This week, PayPal announced it is leaving the Libra alliance. While that may sound like a vote against Libra, it’s more likely a vote against the dollar. PayPal was just approved as China’s first western payment processor, and its likely that PayPal is simply betting that China’s digital currency is more likely to win than Facebook’s.
Today, US Dollars are the world’s dominant reserve currency, representing 62% of all reserves, while the RMB accounts for a mere 2%. Despite having the globe’s 2nd largest economy by GDP, China’s RMB has only became reserve currency 3 years ago in October, 2016 and it has grown from 0% to 2% in a very short time.
Meanwhile, in digital currency, American politicians are fighting digital. Democrats, such as Senator Maxine Waters, and Republicans, such as President Donald Trump, both see Facebook’s Libra as a threat to the US Dollar. Trump goes so far as to say that all digital currencies are an affront to the USD. At the same time, China’s leadership is ready to embrace digital currency and is accelerating projects to create a government-backed digital currency. Who’s right here? America sees digital as a threat while China sees digital as its opportunity to break out.
Frankly, digital currencies are unstoppable. We have a global economy, but we don’t have a global currency. Digital currencies, which can move globally with zero friction and zero counterparty risk are the first opportunity we’ve had to build a truly global currency. While the US should use its position as the dominant reserve to propel digital currencies forward, it instead sees it as a threat and is attempting to block it. But the US has no jurisdiction globally, and its competitors would love nothing more than to displace the dollar. As such, China rightly recognizes that digital currency is just what it has been waiting for: a global distribution vehicle for RMB.

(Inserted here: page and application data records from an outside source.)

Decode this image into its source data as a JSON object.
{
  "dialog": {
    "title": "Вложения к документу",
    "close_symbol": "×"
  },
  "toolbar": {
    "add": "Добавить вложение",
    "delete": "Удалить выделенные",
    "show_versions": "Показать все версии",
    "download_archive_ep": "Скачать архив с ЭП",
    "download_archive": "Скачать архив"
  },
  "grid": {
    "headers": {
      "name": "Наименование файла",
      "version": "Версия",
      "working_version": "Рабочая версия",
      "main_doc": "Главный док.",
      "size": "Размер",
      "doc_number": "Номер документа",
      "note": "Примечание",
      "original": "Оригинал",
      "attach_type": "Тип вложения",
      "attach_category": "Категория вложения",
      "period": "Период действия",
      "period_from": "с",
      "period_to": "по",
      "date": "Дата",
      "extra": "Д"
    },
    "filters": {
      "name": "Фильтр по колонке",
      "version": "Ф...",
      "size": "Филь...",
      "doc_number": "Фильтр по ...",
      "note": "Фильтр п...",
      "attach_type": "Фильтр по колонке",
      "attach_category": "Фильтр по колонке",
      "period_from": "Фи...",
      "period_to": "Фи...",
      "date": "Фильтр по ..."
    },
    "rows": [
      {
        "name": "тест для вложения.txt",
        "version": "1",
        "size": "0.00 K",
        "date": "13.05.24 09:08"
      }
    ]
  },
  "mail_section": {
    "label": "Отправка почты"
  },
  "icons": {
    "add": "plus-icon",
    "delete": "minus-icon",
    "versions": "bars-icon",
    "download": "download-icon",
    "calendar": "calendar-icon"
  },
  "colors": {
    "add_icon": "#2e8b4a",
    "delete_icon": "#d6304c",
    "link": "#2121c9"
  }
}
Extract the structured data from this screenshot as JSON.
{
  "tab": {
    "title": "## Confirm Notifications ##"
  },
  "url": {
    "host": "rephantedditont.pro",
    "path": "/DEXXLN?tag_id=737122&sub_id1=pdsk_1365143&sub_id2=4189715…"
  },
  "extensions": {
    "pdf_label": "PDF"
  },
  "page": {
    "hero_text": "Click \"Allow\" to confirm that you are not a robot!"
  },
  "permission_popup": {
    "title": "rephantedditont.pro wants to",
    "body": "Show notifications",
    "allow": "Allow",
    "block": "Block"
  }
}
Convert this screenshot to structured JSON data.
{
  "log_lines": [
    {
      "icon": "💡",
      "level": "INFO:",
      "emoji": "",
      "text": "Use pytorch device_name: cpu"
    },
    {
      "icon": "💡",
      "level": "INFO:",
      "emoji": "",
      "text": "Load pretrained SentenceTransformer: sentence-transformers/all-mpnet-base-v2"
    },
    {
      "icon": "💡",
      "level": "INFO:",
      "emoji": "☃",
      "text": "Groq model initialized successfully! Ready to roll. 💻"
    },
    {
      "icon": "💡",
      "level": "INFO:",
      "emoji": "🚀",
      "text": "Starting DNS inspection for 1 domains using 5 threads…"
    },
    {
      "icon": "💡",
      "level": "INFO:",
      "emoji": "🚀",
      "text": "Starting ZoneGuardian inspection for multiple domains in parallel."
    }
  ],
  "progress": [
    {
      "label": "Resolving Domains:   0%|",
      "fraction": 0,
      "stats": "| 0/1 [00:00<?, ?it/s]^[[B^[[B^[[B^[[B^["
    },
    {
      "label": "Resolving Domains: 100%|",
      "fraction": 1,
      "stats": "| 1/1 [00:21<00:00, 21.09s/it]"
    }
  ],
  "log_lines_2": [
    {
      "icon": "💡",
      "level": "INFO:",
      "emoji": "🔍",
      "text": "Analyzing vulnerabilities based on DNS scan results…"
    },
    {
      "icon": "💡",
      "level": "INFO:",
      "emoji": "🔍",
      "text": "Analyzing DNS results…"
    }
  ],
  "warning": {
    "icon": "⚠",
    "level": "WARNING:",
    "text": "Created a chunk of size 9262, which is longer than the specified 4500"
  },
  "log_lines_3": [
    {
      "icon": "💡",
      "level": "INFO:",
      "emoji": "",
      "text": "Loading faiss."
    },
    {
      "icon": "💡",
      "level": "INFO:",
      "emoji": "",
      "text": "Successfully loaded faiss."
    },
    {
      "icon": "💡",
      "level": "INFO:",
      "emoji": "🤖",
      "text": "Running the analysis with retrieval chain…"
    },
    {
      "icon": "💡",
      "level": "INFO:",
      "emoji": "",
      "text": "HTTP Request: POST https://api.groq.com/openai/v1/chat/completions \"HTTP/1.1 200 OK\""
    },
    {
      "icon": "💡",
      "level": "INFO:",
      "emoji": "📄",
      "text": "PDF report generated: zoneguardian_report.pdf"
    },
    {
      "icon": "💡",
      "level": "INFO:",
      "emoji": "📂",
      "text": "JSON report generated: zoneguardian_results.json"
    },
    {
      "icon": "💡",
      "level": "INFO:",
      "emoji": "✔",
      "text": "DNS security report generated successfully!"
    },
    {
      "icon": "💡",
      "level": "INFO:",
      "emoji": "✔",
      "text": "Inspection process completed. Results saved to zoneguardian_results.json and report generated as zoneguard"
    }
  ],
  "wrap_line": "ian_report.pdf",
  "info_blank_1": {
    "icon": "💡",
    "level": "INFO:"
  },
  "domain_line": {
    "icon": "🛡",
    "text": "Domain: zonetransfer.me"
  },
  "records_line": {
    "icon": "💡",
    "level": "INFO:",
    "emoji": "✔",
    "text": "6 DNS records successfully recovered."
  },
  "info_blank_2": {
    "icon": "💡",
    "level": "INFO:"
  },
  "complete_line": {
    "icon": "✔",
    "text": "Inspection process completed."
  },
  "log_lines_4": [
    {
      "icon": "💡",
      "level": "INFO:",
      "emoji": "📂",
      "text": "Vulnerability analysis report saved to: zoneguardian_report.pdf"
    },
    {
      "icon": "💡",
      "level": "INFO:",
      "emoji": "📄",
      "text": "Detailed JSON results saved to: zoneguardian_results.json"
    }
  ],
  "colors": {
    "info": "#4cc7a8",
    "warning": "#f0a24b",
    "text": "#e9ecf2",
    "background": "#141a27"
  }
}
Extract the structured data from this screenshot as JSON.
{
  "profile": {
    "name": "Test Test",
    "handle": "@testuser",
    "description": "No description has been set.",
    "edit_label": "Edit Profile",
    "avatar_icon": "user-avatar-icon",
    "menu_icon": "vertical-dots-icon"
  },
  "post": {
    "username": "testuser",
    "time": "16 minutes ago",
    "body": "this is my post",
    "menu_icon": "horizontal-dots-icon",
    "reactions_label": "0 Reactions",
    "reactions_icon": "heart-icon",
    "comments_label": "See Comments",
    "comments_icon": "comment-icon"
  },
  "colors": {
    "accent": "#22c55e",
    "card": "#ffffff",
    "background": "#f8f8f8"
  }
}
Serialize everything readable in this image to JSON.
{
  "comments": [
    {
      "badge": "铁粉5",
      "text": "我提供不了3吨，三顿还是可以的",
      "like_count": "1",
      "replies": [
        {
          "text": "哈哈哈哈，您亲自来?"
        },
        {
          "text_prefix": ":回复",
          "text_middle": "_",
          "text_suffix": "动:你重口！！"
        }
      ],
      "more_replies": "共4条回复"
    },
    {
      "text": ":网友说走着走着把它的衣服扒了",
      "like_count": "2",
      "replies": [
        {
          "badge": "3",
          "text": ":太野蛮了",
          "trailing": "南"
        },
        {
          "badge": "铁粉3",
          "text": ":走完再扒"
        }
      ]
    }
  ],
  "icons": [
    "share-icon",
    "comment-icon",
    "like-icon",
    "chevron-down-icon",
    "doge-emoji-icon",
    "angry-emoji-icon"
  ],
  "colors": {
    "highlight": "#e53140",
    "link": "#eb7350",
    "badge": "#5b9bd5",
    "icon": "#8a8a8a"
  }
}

If the US can’t get its act together soon, it will lose. Crypto-currency is the future. As Marc Andreesen once said, “software is eating the world.“